Manny Pacquiao and Brandon Rios are both hoping to get back on track with a spotlight victory after recent losses. Alas, only one of the fighters will emerge from the The Venetian Macao with that much-needed triumph and the WBO International Welterweight title.
Pacquiao (54-5-2, 38 KO) is on the first two-fight losing streak of his career. He lost a controversial decision to Timothy Bradley last June and was knocked out by rival Juan Manuel Marquez. The losses have led to banter about how much the eight-division champion has left in the tank.
Rios (31-1-1, 23 KO) knocked out Mike Alvarado in their first meeting, but Alvarado won the rematch by unanimous decision. "Bam Bam" has been waiting for his shot at one of the biggest names in the sport, but the loss raised questions about his ability to complete with "Pac-Man."
Who will win the marquee title bout?
All told, it's a crucial bout for both fighters as they look to shift the conversation back in a positive direction following those recent setbacks. So let's take a look at the key information for their clash, followed by a preview and prediction.
Where: The Venetian Macao in Macau, China
When: Saturday, Nov. 23 at 9 p.m. ET
Watch: HBO PPV
Stream: Replay on HBO GO
Tale of the Tape
|Category||Manny Pacquiao||Brandon Rios|
|Height||5' 6.5''||5' 8''|
The Book on Pacquiao
At his best, Pacquiao was able to use his outstanding combination of power and quickness to systematically wear down opponents. He would glide around the ring searching for the right angles, attack with effective strikes, especially with his left, and move away before an opponent could counter.
Some troublesome signs have started to develop in recent years, though.
After scoring a high rate of knockouts early in his career, Pacquiao has gone six straight fights without one. He has four decision victories and two losses over that span, with his last knockout coming all the way back in 2009 against Miguel Cotto.
While the lack of knockouts would suggest fading power, Pac-Man's quickness and experience allowed him to keep winning fights. In his losses to Bradley and Marquez, however, he didn't show the same type of ring speed, either.

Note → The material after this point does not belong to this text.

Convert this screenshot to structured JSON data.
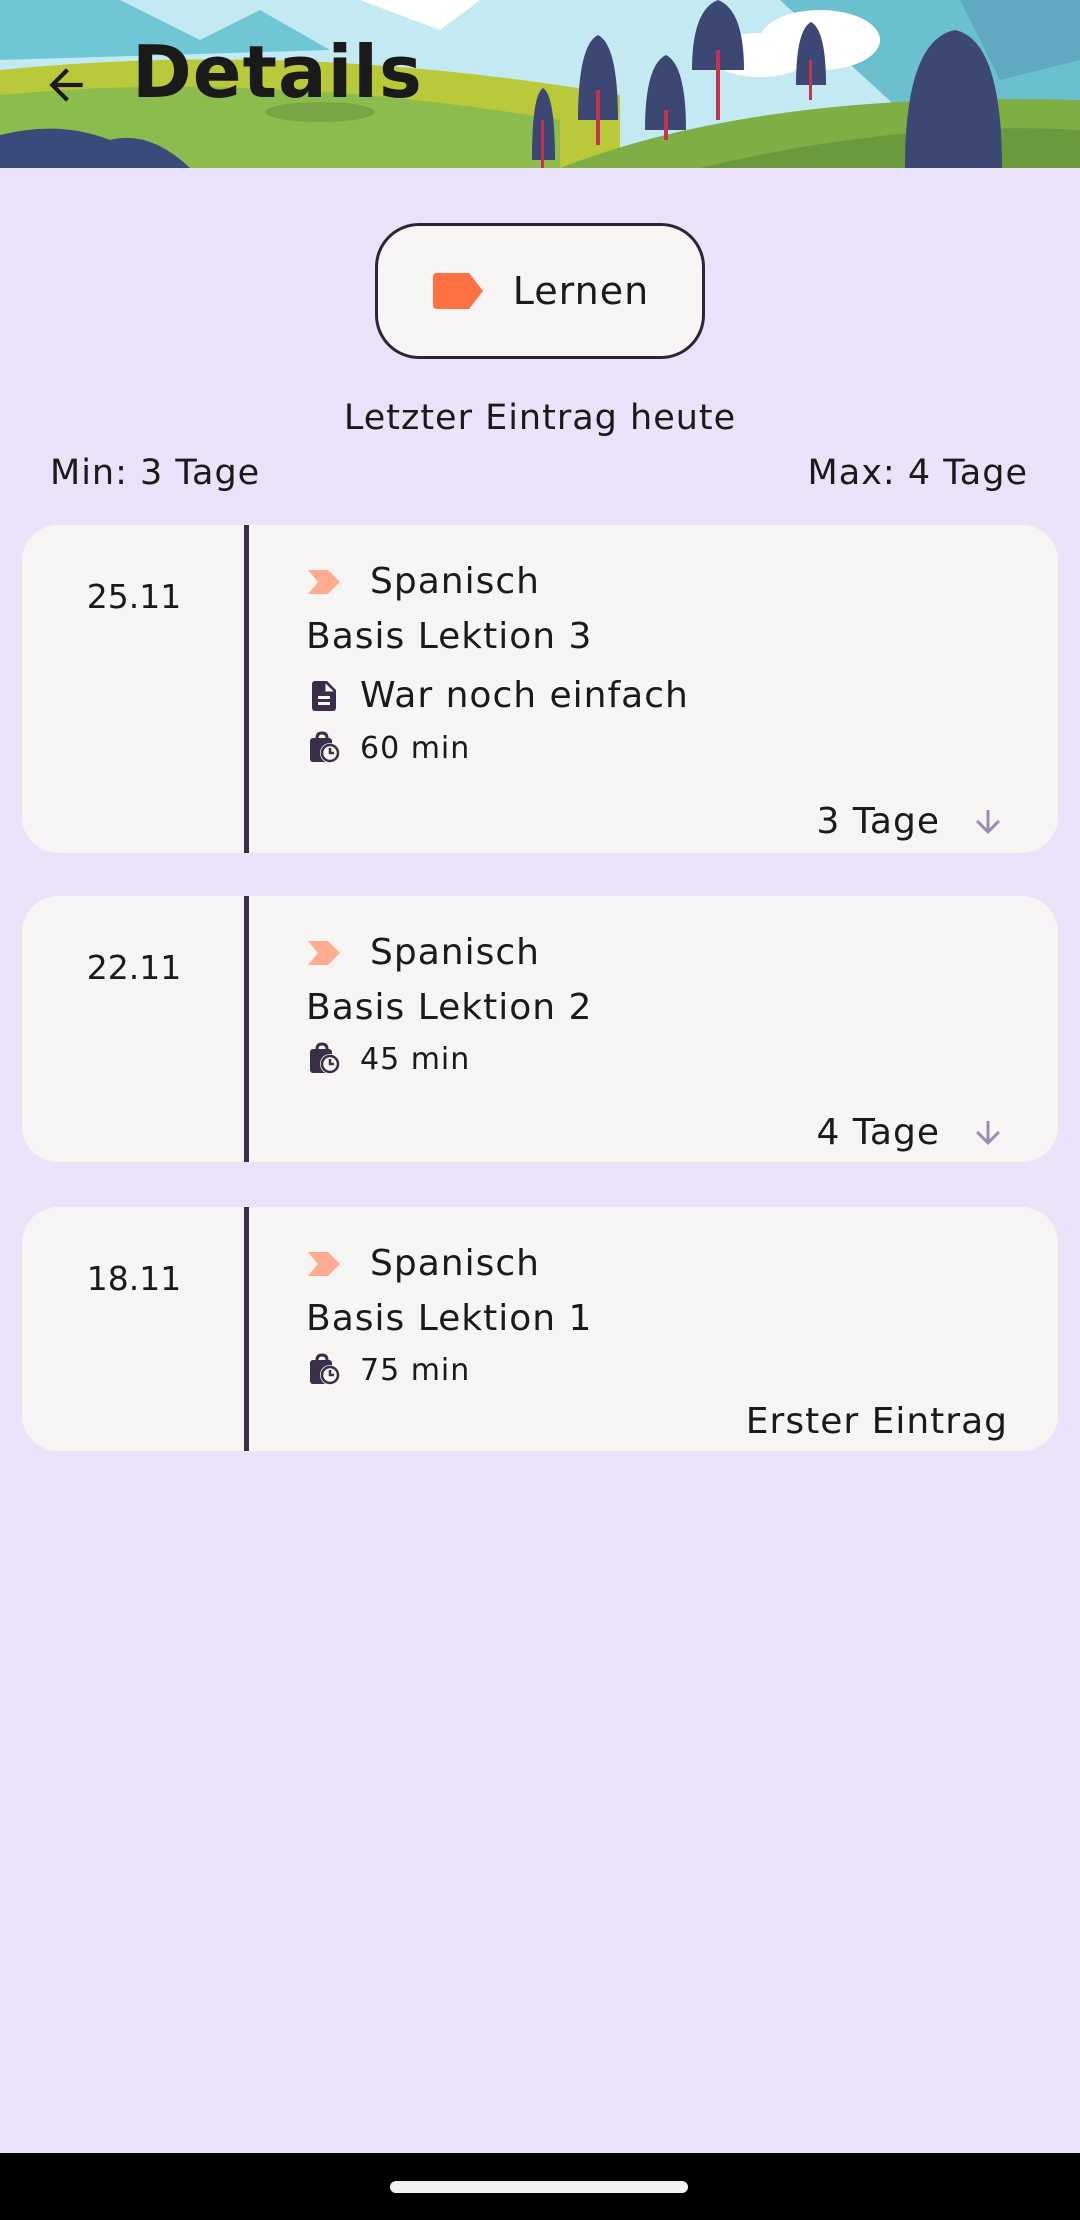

Even though the dips in power and speed are limited, that's all it takes for top opponents to close the gap and Bradley and Marquez did exactly that. After an extended layoff by his standards, the task for Pacquiao is showing he's back in top form.

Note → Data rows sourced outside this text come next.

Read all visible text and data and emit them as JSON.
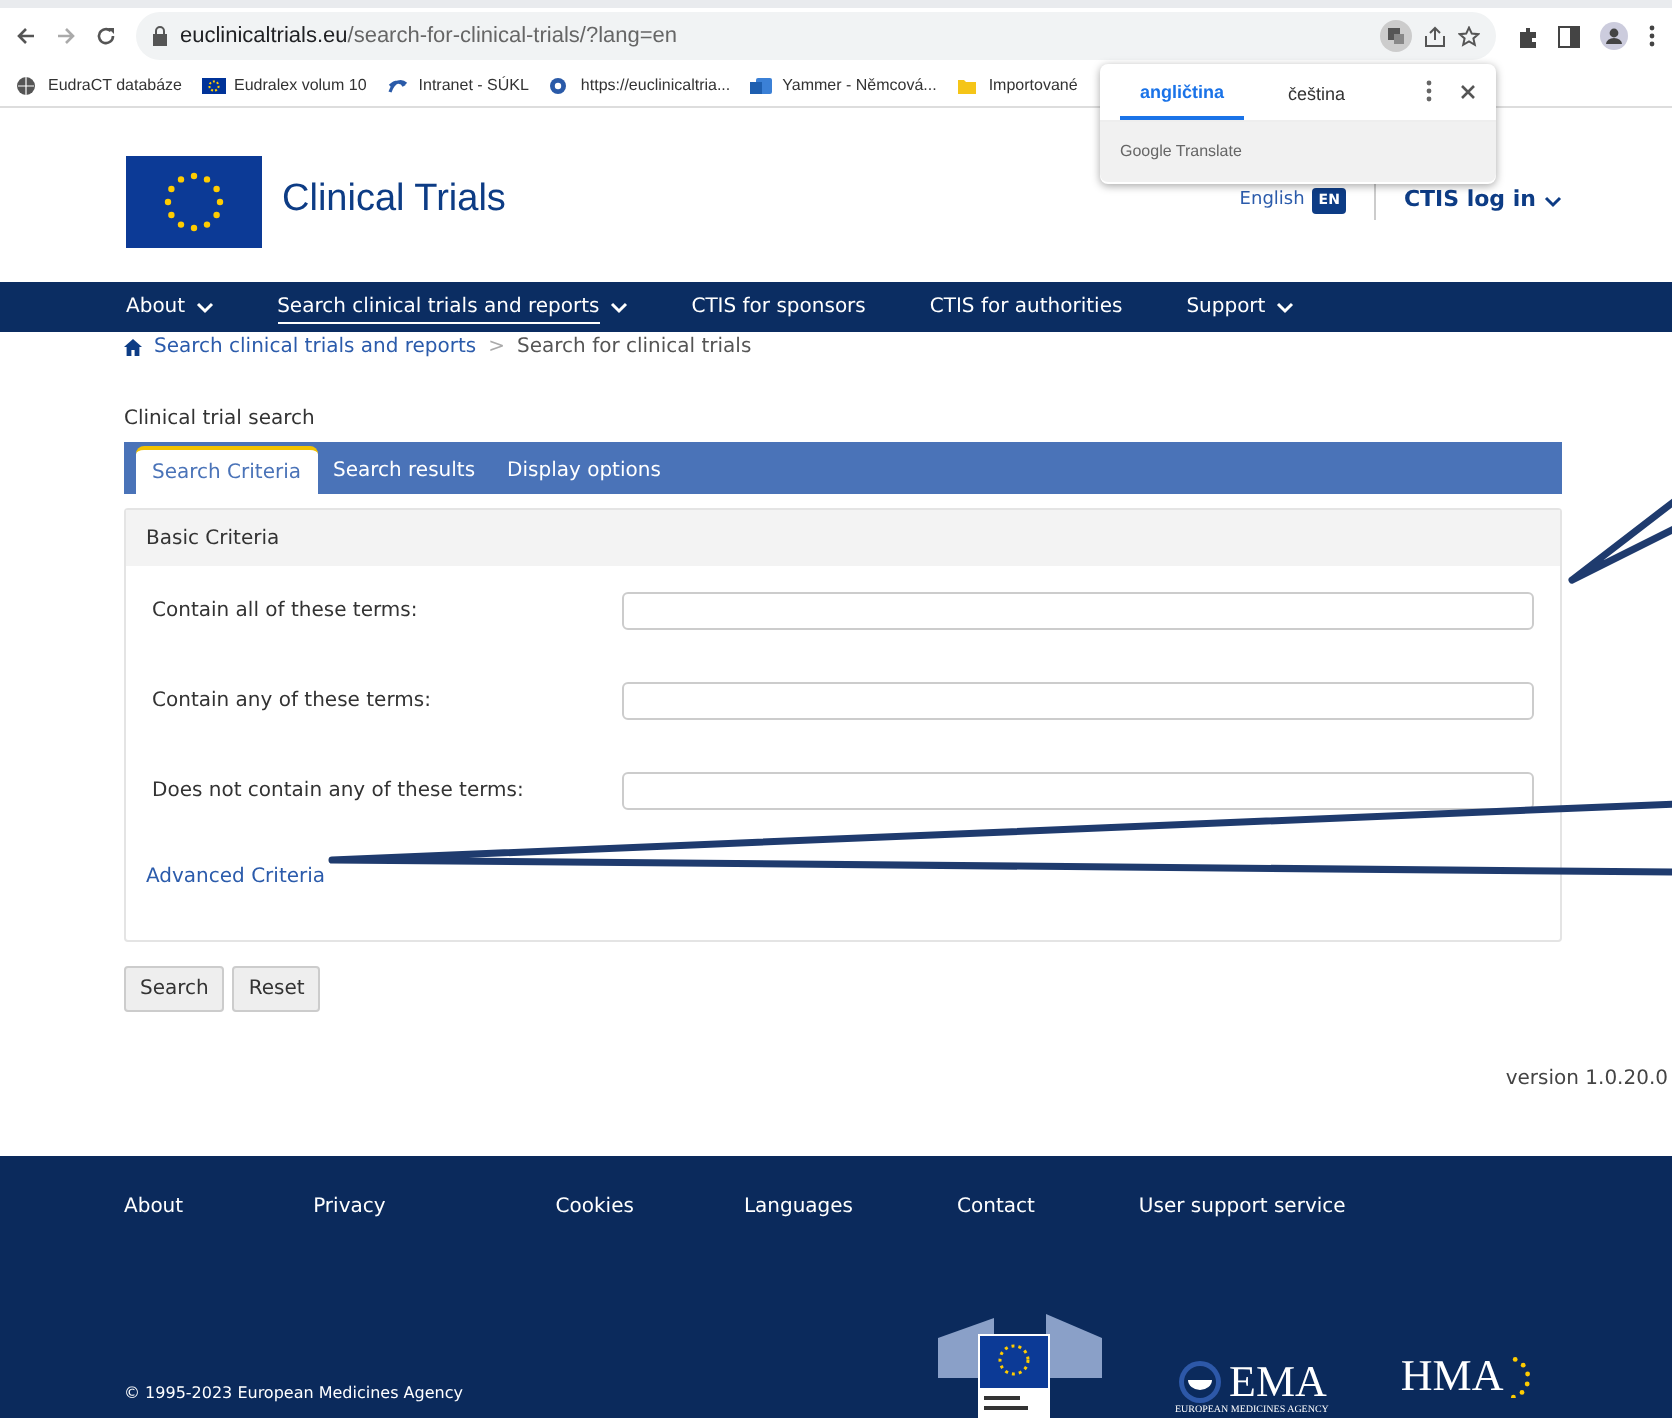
{
  "browser": {
    "url_host": "euclinicaltrials.eu",
    "url_path": "/search-for-clinical-trials/?lang=en",
    "bookmarks": [
      {
        "label": "EudraCT databáze",
        "kind": "globe"
      },
      {
        "label": "Eudralex volum 10",
        "kind": "flag"
      },
      {
        "label": "Intranet - SÚKL",
        "kind": "logo"
      },
      {
        "label": "https://euclinicaltria...",
        "kind": "dot"
      },
      {
        "label": "Yammer - Němcová...",
        "kind": "yammer"
      },
      {
        "label": "Importované",
        "kind": "folder"
      }
    ]
  },
  "translate_popup": {
    "tabs": [
      {
        "label": "angličtina",
        "selected": true
      },
      {
        "label": "čeština",
        "selected": false
      }
    ],
    "footer": "Google Translate"
  },
  "header": {
    "title": "Clinical Trials",
    "language": "English",
    "language_badge": "EN",
    "login": "CTIS log in"
  },
  "nav": [
    {
      "label": "About",
      "dropdown": true,
      "selected": false
    },
    {
      "label": "Search clinical trials and reports",
      "dropdown": true,
      "selected": true
    },
    {
      "label": "CTIS for sponsors",
      "dropdown": false,
      "selected": false
    },
    {
      "label": "CTIS for authorities",
      "dropdown": false,
      "selected": false
    },
    {
      "label": "Support",
      "dropdown": true,
      "selected": false
    }
  ],
  "breadcrumb": [
    {
      "label": "Search clinical trials and reports",
      "link": true
    },
    {
      "label": "Search for clinical trials",
      "link": false
    }
  ],
  "breadcrumb_separator": ">",
  "section_title": "Clinical trial search",
  "tabs": [
    {
      "label": "Search Criteria",
      "selected": true
    },
    {
      "label": "Search results",
      "selected": false
    },
    {
      "label": "Display options",
      "selected": false
    }
  ],
  "criteria": {
    "heading": "Basic Criteria",
    "fields": [
      {
        "label": "Contain all of these terms:"
      },
      {
        "label": "Contain any of these terms:"
      },
      {
        "label": "Does not contain any of these terms:"
      }
    ],
    "advanced_link": "Advanced Criteria"
  },
  "buttons": [
    "Search",
    "Reset"
  ],
  "version": "version 1.0.20.0",
  "footer": {
    "links": [
      "About",
      "Privacy",
      "Cookies",
      "Languages",
      "Contact",
      "User support service"
    ],
    "copyright": "© 1995-2023 European Medicines Agency",
    "ema_name": "EMA",
    "ema_sub": "EUROPEAN MEDICINES AGENCY",
    "hma_name": "HMA"
  }
}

To win, he must rely heavily on his movement to avoid the big shots Rios is going to spend a lot of time trying to deliver. If he can wear down the American with relentless shots to the body, it should sap Rios' power for the latter rounds and put Pacquiao in command.
The Book on Rios

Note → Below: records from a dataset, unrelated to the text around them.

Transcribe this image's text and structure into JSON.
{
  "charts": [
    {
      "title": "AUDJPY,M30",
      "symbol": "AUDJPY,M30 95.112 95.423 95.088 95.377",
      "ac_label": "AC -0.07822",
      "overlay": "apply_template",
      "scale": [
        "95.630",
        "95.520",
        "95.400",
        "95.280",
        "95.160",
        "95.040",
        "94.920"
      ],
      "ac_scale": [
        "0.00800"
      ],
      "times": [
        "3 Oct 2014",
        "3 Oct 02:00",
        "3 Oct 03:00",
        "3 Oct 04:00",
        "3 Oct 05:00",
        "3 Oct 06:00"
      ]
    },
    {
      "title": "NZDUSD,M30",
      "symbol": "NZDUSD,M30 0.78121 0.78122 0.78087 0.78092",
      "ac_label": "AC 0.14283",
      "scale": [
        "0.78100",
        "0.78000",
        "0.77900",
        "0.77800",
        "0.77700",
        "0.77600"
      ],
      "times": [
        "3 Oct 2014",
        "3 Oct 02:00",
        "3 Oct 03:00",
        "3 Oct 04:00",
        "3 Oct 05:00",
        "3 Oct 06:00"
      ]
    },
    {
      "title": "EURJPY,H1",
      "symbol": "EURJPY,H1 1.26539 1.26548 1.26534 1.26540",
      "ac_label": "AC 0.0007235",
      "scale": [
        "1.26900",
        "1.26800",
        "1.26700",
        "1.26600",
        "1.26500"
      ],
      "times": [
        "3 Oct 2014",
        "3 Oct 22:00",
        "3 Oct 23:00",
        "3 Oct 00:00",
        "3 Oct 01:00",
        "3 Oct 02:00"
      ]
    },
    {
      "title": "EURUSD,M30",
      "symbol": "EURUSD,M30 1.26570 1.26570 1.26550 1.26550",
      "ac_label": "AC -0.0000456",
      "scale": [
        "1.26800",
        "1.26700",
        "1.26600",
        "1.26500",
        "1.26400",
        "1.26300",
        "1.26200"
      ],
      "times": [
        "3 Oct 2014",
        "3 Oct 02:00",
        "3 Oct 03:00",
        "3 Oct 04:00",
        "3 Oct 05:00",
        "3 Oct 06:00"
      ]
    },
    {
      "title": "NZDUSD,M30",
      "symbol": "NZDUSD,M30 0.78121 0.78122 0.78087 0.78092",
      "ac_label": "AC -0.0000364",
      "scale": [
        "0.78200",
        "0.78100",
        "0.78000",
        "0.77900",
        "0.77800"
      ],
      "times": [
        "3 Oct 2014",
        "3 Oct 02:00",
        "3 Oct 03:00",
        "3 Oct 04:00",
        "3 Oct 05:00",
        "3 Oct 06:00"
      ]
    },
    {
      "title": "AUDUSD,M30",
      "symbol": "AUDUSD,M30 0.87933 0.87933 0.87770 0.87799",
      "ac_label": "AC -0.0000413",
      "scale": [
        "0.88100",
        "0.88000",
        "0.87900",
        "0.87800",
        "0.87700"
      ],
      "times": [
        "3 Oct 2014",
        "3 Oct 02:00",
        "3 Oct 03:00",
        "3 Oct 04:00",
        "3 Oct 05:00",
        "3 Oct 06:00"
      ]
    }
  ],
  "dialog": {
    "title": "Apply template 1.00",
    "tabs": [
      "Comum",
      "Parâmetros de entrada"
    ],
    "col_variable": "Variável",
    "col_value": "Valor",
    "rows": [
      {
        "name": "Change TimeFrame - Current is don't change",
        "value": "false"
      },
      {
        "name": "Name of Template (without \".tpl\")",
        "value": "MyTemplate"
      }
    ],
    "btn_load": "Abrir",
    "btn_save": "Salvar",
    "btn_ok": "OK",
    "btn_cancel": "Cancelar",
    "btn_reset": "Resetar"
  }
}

If there's one fact that illustrates Rios, it's that he hasn't scored a unanimous decision win since a 2006 battle with Humberto Tapia. He holds a terrific 17-1-1 record since that bout, but if he can't score the knockout, the scorecards are usually a toss-up.
As he found out in the rematch with Alvarado, letting the judges decide close fights is eventually going to result in a loss.
With more experience against top-end opponents, he should begin to further understand the importance of winning individual rounds as opposed always seeking the knockout. Being too aggressive opens the door to counterattacks and lets foes steal rounds late.
That said, power is Rios' biggest asset and he can't afford to completely change his approach for the matchup with Pacquiao. As Marquez illustrated, there are opportunities against the eight-division champion for a well-timed haymaker.
The biggest key for Rios is his defense. He's gone through two straight brawls with Alvarado, which is the type of fight he prefers, even though he dropped the rematch. Pacquiao is going to use a more methodical approach, which will force Bam Bam to utilize patience.
Ultimately, it's a fight he definitely has an opportunity to win. Pacquiao hasn't been at his best in recent bouts and this is the type of win Rios needs to take that next step. He just can't try to do too much early on and have nothing left for the later rounds.
The fight should be pretty even for about the first six rounds. Pacquiao should be able to win early as Rios settles in. Then the underdog should settle in and start using that power to level things out heading into the second half of the bout.
From there, Pacquiao's big-fight experience should prove vital. He knows how to pace himself to go the distance while Rios is going to use a lot of energy looking for the knockout. Pac-Man should take advantage of that to score a late KO of his own.
Pacquiao by ninth-round knockout.